> ASSIGNED TASK
A word-for-word retyping of the listing below is required, with the pictures dropped.

> SOURCE MATERIAL
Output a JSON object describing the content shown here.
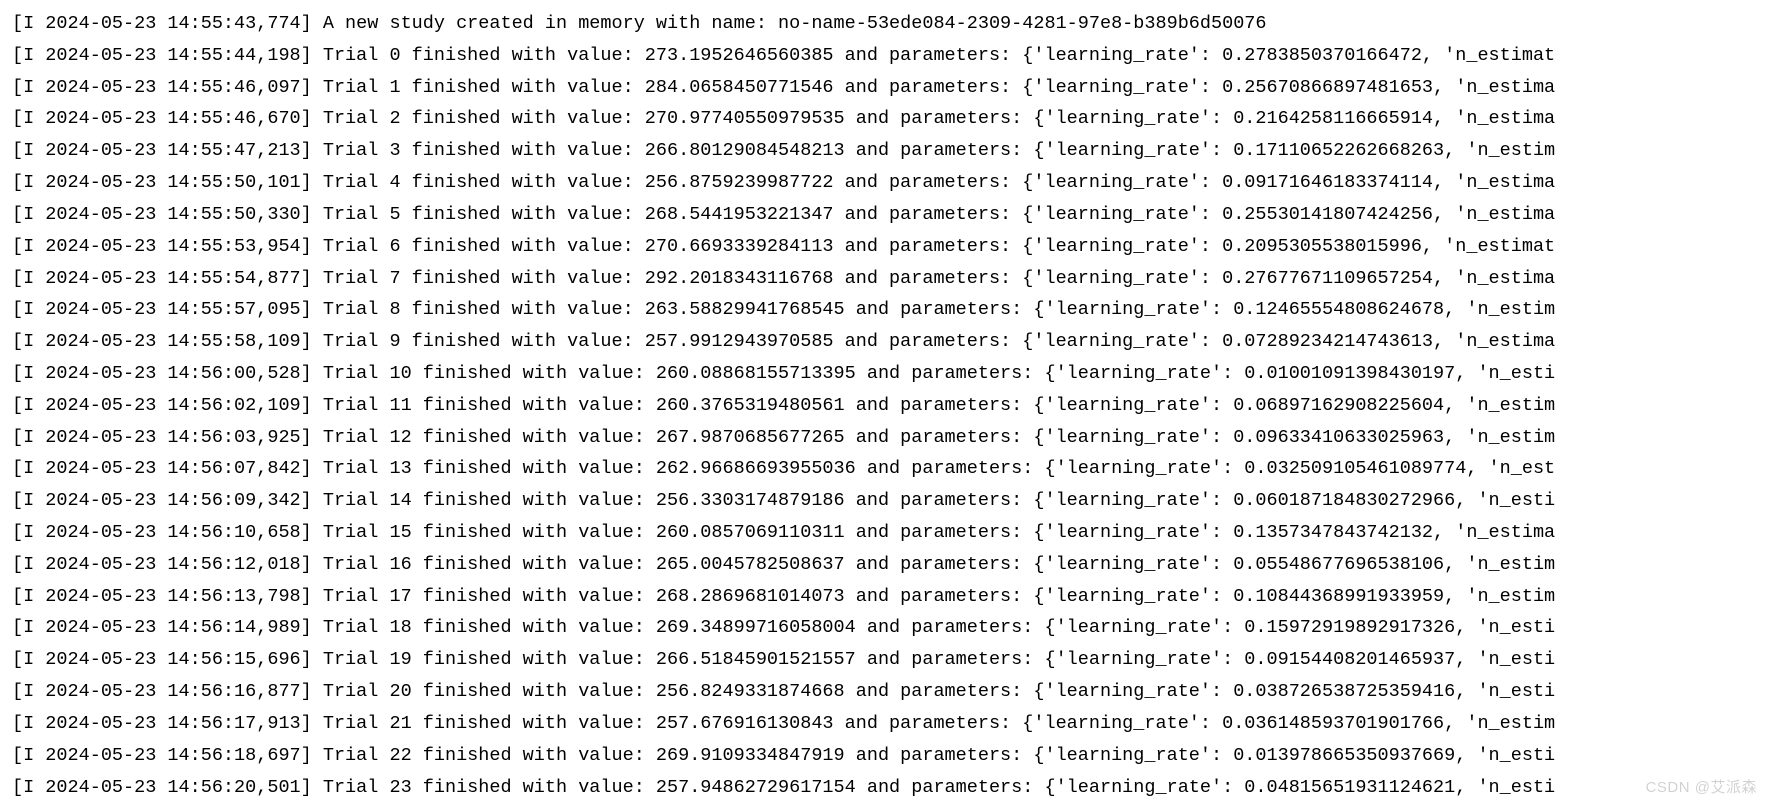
{
  "watermark": "CSDN @艾派森",
  "header_line": "[I 2024-05-23 14:55:43,774] A new study created in memory with name: no-name-53ede084-2309-4281-97e8-b389b6d50076",
  "prefix_level": "I",
  "param_key1": "learning_rate",
  "param_key2_truncated_variants": "see trials.tail",
  "trials": [
    {
      "ts": "2024-05-23 14:55:44,198",
      "n": 0,
      "value": "273.1952646560385",
      "lr": "0.2783850370166472",
      "tail": "'n_estimat"
    },
    {
      "ts": "2024-05-23 14:55:46,097",
      "n": 1,
      "value": "284.0658450771546",
      "lr": "0.25670866897481653",
      "tail": "'n_estima"
    },
    {
      "ts": "2024-05-23 14:55:46,670",
      "n": 2,
      "value": "270.97740550979535",
      "lr": "0.2164258116665914",
      "tail": "'n_estima"
    },
    {
      "ts": "2024-05-23 14:55:47,213",
      "n": 3,
      "value": "266.80129084548213",
      "lr": "0.17110652262668263",
      "tail": "'n_estim"
    },
    {
      "ts": "2024-05-23 14:55:50,101",
      "n": 4,
      "value": "256.8759239987722",
      "lr": "0.09171646183374114",
      "tail": "'n_estima"
    },
    {
      "ts": "2024-05-23 14:55:50,330",
      "n": 5,
      "value": "268.5441953221347",
      "lr": "0.25530141807424256",
      "tail": "'n_estima"
    },
    {
      "ts": "2024-05-23 14:55:53,954",
      "n": 6,
      "value": "270.6693339284113",
      "lr": "0.2095305538015996",
      "tail": "'n_estimat"
    },
    {
      "ts": "2024-05-23 14:55:54,877",
      "n": 7,
      "value": "292.2018343116768",
      "lr": "0.27677671109657254",
      "tail": "'n_estima"
    },
    {
      "ts": "2024-05-23 14:55:57,095",
      "n": 8,
      "value": "263.58829941768545",
      "lr": "0.12465554808624678",
      "tail": "'n_estim"
    },
    {
      "ts": "2024-05-23 14:55:58,109",
      "n": 9,
      "value": "257.9912943970585",
      "lr": "0.07289234214743613",
      "tail": "'n_estima"
    },
    {
      "ts": "2024-05-23 14:56:00,528",
      "n": 10,
      "value": "260.08868155713395",
      "lr": "0.01001091398430197",
      "tail": "'n_esti"
    },
    {
      "ts": "2024-05-23 14:56:02,109",
      "n": 11,
      "value": "260.3765319480561",
      "lr": "0.06897162908225604",
      "tail": "'n_estim"
    },
    {
      "ts": "2024-05-23 14:56:03,925",
      "n": 12,
      "value": "267.9870685677265",
      "lr": "0.09633410633025963",
      "tail": "'n_estim"
    },
    {
      "ts": "2024-05-23 14:56:07,842",
      "n": 13,
      "value": "262.96686693955036",
      "lr": "0.032509105461089774",
      "tail": "'n_est"
    },
    {
      "ts": "2024-05-23 14:56:09,342",
      "n": 14,
      "value": "256.3303174879186",
      "lr": "0.060187184830272966",
      "tail": "'n_esti"
    },
    {
      "ts": "2024-05-23 14:56:10,658",
      "n": 15,
      "value": "260.0857069110311",
      "lr": "0.1357347843742132",
      "tail": "'n_estima"
    },
    {
      "ts": "2024-05-23 14:56:12,018",
      "n": 16,
      "value": "265.0045782508637",
      "lr": "0.05548677696538106",
      "tail": "'n_estim"
    },
    {
      "ts": "2024-05-23 14:56:13,798",
      "n": 17,
      "value": "268.2869681014073",
      "lr": "0.10844368991933959",
      "tail": "'n_estim"
    },
    {
      "ts": "2024-05-23 14:56:14,989",
      "n": 18,
      "value": "269.34899716058004",
      "lr": "0.15972919892917326",
      "tail": "'n_esti"
    },
    {
      "ts": "2024-05-23 14:56:15,696",
      "n": 19,
      "value": "266.51845901521557",
      "lr": "0.09154408201465937",
      "tail": "'n_esti"
    },
    {
      "ts": "2024-05-23 14:56:16,877",
      "n": 20,
      "value": "256.8249331874668",
      "lr": "0.038726538725359416",
      "tail": "'n_esti"
    },
    {
      "ts": "2024-05-23 14:56:17,913",
      "n": 21,
      "value": "257.676916130843",
      "lr": "0.036148593701901766",
      "tail": "'n_estim"
    },
    {
      "ts": "2024-05-23 14:56:18,697",
      "n": 22,
      "value": "269.9109334847919",
      "lr": "0.013978665350937669",
      "tail": "'n_esti"
    },
    {
      "ts": "2024-05-23 14:56:20,501",
      "n": 23,
      "value": "257.94862729617154",
      "lr": "0.04815651931124621",
      "tail": "'n_esti"
    }
  ]
}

> OUTPUT FOR THIS EXERCISE
Output a JSON object describing the content shown here.
{
  "watermark": "CSDN @艾派森",
  "header_line": "[I 2024-05-23 14:55:43,774] A new study created in memory with name: no-name-53ede084-2309-4281-97e8-b389b6d50076",
  "prefix_level": "I",
  "param_key1": "learning_rate",
  "param_key2_truncated_variants": "see trials.tail",
  "trials": [
    {
      "ts": "2024-05-23 14:55:44,198",
      "n": 0,
      "value": "273.1952646560385",
      "lr": "0.2783850370166472",
      "tail": "'n_estimat"
    },
    {
      "ts": "2024-05-23 14:55:46,097",
      "n": 1,
      "value": "284.0658450771546",
      "lr": "0.25670866897481653",
      "tail": "'n_estima"
    },
    {
      "ts": "2024-05-23 14:55:46,670",
      "n": 2,
      "value": "270.97740550979535",
      "lr": "0.2164258116665914",
      "tail": "'n_estima"
    },
    {
      "ts": "2024-05-23 14:55:47,213",
      "n": 3,
      "value": "266.80129084548213",
      "lr": "0.17110652262668263",
      "tail": "'n_estim"
    },
    {
      "ts": "2024-05-23 14:55:50,101",
      "n": 4,
      "value": "256.8759239987722",
      "lr": "0.09171646183374114",
      "tail": "'n_estima"
    },
    {
      "ts": "2024-05-23 14:55:50,330",
      "n": 5,
      "value": "268.5441953221347",
      "lr": "0.25530141807424256",
      "tail": "'n_estima"
    },
    {
      "ts": "2024-05-23 14:55:53,954",
      "n": 6,
      "value": "270.6693339284113",
      "lr": "0.2095305538015996",
      "tail": "'n_estimat"
    },
    {
      "ts": "2024-05-23 14:55:54,877",
      "n": 7,
      "value": "292.2018343116768",
      "lr": "0.27677671109657254",
      "tail": "'n_estima"
    },
    {
      "ts": "2024-05-23 14:55:57,095",
      "n": 8,
      "value": "263.58829941768545",
      "lr": "0.12465554808624678",
      "tail": "'n_estim"
    },
    {
      "ts": "2024-05-23 14:55:58,109",
      "n": 9,
      "value": "257.9912943970585",
      "lr": "0.07289234214743613",
      "tail": "'n_estima"
    },
    {
      "ts": "2024-05-23 14:56:00,528",
      "n": 10,
      "value": "260.08868155713395",
      "lr": "0.01001091398430197",
      "tail": "'n_esti"
    },
    {
      "ts": "2024-05-23 14:56:02,109",
      "n": 11,
      "value": "260.3765319480561",
      "lr": "0.06897162908225604",
      "tail": "'n_estim"
    },
    {
      "ts": "2024-05-23 14:56:03,925",
      "n": 12,
      "value": "267.9870685677265",
      "lr": "0.09633410633025963",
      "tail": "'n_estim"
    },
    {
      "ts": "2024-05-23 14:56:07,842",
      "n": 13,
      "value": "262.96686693955036",
      "lr": "0.032509105461089774",
      "tail": "'n_est"
    },
    {
      "ts": "2024-05-23 14:56:09,342",
      "n": 14,
      "value": "256.3303174879186",
      "lr": "0.060187184830272966",
      "tail": "'n_esti"
    },
    {
      "ts": "2024-05-23 14:56:10,658",
      "n": 15,
      "value": "260.0857069110311",
      "lr": "0.1357347843742132",
      "tail": "'n_estima"
    },
    {
      "ts": "2024-05-23 14:56:12,018",
      "n": 16,
      "value": "265.0045782508637",
      "lr": "0.05548677696538106",
      "tail": "'n_estim"
    },
    {
      "ts": "2024-05-23 14:56:13,798",
      "n": 17,
      "value": "268.2869681014073",
      "lr": "0.10844368991933959",
      "tail": "'n_estim"
    },
    {
      "ts": "2024-05-23 14:56:14,989",
      "n": 18,
      "value": "269.34899716058004",
      "lr": "0.15972919892917326",
      "tail": "'n_esti"
    },
    {
      "ts": "2024-05-23 14:56:15,696",
      "n": 19,
      "value": "266.51845901521557",
      "lr": "0.09154408201465937",
      "tail": "'n_esti"
    },
    {
      "ts": "2024-05-23 14:56:16,877",
      "n": 20,
      "value": "256.8249331874668",
      "lr": "0.038726538725359416",
      "tail": "'n_esti"
    },
    {
      "ts": "2024-05-23 14:56:17,913",
      "n": 21,
      "value": "257.676916130843",
      "lr": "0.036148593701901766",
      "tail": "'n_estim"
    },
    {
      "ts": "2024-05-23 14:56:18,697",
      "n": 22,
      "value": "269.9109334847919",
      "lr": "0.013978665350937669",
      "tail": "'n_esti"
    },
    {
      "ts": "2024-05-23 14:56:20,501",
      "n": 23,
      "value": "257.94862729617154",
      "lr": "0.04815651931124621",
      "tail": "'n_esti"
    }
  ]
}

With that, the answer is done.